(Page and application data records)
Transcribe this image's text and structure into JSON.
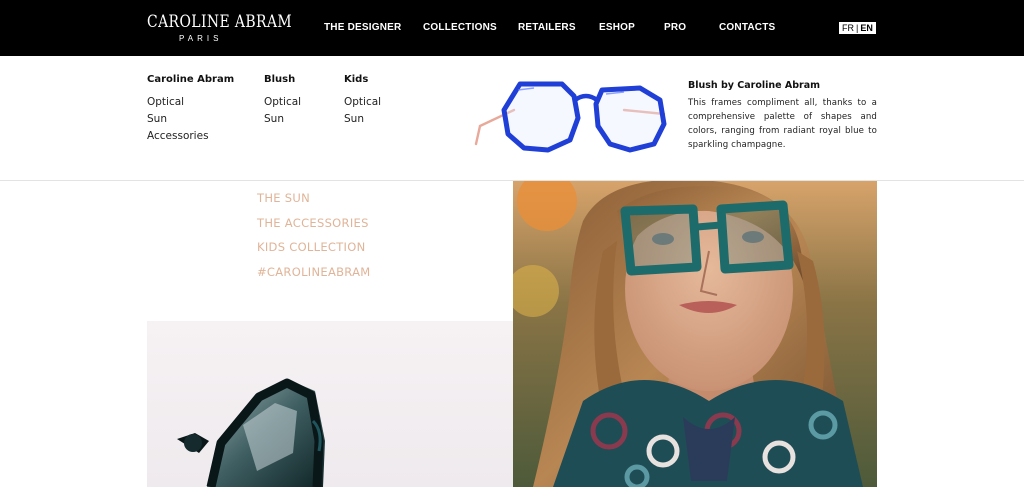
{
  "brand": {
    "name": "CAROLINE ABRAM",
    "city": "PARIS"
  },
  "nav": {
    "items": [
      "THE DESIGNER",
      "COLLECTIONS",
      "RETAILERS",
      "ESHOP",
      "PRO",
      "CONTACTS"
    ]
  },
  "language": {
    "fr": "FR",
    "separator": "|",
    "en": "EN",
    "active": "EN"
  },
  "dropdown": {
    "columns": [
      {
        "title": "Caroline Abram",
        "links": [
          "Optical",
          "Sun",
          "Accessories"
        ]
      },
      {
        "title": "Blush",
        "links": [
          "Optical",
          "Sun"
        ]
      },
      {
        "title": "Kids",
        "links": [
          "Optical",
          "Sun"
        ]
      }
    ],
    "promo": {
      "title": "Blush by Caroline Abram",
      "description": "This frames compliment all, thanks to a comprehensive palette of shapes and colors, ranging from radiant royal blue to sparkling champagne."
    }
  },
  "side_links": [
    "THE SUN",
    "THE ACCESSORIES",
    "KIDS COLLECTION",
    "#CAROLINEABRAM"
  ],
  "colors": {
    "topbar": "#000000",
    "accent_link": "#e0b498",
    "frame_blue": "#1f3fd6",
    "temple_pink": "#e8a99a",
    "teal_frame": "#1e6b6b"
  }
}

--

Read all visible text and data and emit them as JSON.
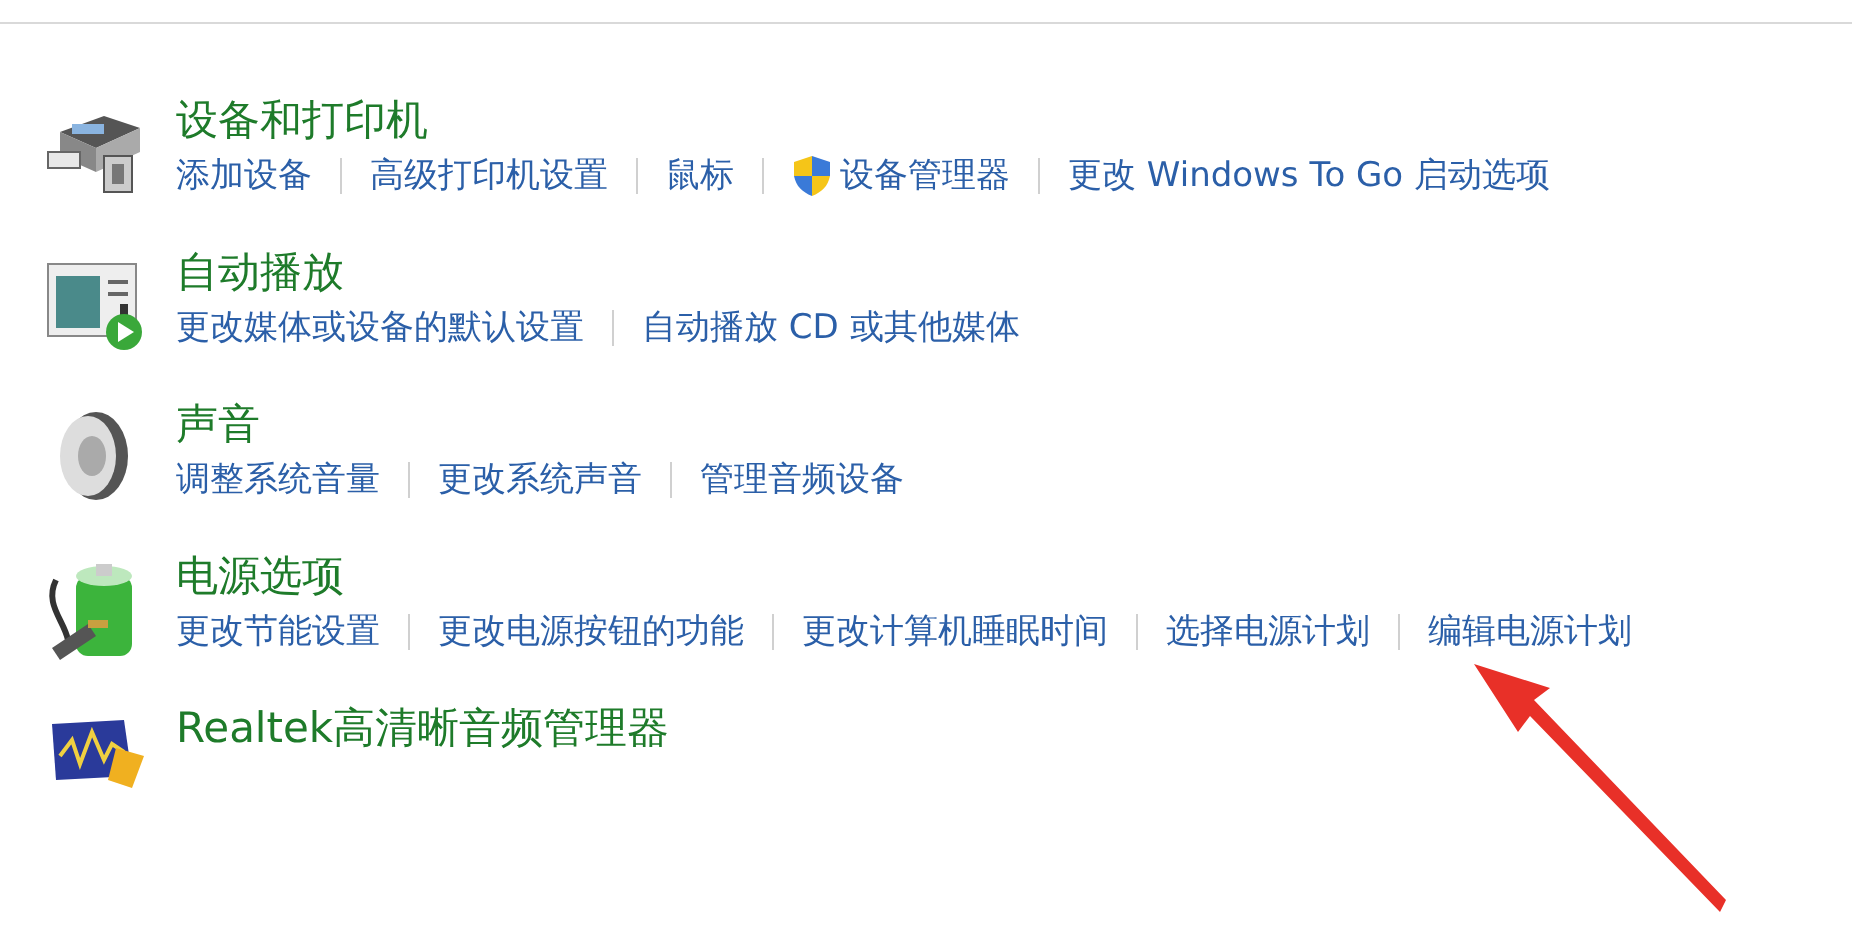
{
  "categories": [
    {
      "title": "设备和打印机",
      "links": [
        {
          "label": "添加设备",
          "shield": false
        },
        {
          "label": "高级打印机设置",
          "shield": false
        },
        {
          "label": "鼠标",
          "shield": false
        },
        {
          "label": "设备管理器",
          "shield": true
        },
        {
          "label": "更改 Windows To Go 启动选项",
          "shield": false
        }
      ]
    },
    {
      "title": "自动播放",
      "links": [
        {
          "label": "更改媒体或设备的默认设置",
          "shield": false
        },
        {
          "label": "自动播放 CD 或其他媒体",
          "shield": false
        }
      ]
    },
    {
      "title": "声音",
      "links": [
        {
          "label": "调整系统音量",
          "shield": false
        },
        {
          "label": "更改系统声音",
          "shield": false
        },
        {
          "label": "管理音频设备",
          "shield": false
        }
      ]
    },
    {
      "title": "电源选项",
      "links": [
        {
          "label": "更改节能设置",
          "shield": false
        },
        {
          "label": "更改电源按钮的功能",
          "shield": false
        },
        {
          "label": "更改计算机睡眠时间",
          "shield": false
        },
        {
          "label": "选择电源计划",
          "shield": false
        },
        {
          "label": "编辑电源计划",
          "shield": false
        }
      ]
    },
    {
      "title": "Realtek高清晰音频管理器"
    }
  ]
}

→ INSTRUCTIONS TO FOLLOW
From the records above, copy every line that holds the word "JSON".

→ REPLY
Transcribe this image's text and structure into JSON.
Read all visible text and data and emit them as JSON.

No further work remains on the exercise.